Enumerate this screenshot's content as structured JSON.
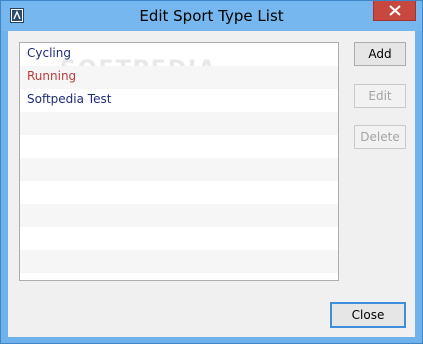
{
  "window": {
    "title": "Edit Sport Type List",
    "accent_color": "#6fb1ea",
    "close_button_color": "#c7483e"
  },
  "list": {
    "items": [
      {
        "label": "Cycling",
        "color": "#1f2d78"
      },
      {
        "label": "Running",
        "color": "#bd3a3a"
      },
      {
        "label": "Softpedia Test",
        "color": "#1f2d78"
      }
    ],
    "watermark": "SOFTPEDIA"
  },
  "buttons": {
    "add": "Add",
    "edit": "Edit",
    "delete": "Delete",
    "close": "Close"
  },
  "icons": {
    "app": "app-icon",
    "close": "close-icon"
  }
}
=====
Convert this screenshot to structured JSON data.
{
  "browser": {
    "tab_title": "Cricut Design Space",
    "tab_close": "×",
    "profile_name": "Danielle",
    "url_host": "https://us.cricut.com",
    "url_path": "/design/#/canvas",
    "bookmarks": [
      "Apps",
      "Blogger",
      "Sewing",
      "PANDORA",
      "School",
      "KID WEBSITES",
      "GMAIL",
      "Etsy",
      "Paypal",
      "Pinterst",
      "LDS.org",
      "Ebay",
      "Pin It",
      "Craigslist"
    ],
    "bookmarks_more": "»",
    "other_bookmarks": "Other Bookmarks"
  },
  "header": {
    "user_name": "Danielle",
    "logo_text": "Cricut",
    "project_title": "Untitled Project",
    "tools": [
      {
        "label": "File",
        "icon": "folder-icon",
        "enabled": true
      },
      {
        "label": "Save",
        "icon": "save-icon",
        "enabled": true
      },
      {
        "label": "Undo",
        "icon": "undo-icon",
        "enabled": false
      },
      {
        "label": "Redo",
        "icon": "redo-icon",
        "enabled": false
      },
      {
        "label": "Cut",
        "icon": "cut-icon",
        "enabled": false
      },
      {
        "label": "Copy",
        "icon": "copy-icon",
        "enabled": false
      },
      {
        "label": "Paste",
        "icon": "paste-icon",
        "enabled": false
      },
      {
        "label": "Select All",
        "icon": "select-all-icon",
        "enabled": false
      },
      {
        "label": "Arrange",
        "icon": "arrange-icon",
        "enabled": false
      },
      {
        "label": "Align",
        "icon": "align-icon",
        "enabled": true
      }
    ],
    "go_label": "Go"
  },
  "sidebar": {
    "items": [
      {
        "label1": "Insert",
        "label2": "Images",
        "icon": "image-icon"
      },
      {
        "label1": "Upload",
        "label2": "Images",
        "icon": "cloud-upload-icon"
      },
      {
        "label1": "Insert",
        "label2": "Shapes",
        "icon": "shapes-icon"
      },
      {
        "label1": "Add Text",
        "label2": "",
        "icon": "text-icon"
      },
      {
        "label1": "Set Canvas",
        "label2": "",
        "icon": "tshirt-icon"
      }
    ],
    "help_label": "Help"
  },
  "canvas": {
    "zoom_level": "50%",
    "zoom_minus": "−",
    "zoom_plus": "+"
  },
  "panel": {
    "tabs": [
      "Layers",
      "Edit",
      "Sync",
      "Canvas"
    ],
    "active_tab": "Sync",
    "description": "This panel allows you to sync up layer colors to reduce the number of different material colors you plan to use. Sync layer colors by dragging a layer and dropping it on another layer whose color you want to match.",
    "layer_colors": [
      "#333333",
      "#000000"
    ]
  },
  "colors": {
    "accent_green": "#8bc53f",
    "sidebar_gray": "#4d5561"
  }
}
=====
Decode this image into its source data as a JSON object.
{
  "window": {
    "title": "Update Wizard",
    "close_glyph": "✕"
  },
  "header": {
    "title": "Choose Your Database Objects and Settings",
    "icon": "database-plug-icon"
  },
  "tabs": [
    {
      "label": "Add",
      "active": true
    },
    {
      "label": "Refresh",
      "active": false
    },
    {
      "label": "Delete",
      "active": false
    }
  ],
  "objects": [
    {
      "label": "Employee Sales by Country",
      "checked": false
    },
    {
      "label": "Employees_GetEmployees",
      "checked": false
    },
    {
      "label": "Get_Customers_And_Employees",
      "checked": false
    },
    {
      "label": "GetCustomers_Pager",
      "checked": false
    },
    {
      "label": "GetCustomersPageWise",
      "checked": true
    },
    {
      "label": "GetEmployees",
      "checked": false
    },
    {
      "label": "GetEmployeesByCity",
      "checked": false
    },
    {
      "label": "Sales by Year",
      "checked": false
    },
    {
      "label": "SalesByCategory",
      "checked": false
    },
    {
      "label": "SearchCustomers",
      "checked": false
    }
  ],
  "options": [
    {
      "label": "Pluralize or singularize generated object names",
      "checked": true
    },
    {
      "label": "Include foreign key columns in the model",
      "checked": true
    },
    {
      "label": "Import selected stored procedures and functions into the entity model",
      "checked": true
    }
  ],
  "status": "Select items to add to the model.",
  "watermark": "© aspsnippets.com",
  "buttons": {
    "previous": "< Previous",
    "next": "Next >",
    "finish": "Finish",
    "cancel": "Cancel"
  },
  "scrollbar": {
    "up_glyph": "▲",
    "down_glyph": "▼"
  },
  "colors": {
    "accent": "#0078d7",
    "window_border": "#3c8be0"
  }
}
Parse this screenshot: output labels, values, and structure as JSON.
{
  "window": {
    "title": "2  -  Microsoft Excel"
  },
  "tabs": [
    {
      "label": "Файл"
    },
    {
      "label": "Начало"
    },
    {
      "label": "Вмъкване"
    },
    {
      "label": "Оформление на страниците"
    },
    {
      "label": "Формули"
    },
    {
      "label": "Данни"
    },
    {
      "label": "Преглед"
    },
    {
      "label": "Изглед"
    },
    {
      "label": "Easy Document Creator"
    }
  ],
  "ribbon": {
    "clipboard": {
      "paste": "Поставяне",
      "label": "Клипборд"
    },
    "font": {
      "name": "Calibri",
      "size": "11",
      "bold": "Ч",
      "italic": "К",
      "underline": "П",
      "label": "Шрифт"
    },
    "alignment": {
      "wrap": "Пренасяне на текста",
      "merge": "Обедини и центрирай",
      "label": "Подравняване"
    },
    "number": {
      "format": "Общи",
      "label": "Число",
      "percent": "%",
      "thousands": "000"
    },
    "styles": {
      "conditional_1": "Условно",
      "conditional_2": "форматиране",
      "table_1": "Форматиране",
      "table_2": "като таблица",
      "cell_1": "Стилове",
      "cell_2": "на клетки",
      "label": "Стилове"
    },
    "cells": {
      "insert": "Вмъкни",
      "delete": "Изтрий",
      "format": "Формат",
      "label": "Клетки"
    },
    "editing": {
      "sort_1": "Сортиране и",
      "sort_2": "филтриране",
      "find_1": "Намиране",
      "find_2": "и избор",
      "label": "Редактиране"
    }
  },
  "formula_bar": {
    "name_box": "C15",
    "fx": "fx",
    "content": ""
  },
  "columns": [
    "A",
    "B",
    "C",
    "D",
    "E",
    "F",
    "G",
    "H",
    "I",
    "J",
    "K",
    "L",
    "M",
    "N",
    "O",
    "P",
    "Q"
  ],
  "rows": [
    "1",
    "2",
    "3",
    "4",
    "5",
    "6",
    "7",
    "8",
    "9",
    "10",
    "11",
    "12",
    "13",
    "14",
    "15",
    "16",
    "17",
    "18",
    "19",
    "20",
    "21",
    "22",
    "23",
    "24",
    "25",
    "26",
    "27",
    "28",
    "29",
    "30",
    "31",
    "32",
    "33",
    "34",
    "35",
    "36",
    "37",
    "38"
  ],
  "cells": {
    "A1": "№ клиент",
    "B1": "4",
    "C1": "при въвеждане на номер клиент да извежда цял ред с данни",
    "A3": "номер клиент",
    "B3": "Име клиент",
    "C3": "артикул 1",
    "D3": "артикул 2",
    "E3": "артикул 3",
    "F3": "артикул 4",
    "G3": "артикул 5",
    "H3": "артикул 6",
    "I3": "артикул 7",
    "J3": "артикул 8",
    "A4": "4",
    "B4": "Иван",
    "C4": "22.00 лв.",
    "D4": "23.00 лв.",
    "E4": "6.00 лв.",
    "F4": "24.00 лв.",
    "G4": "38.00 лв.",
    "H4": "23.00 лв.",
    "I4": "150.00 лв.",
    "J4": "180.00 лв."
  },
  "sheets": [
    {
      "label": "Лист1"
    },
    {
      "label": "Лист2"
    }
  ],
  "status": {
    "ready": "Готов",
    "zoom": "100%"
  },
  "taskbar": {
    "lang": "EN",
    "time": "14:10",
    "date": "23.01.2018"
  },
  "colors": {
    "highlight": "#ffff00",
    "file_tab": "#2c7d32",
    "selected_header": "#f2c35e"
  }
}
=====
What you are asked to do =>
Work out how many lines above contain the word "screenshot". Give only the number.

Solution to this task =>
3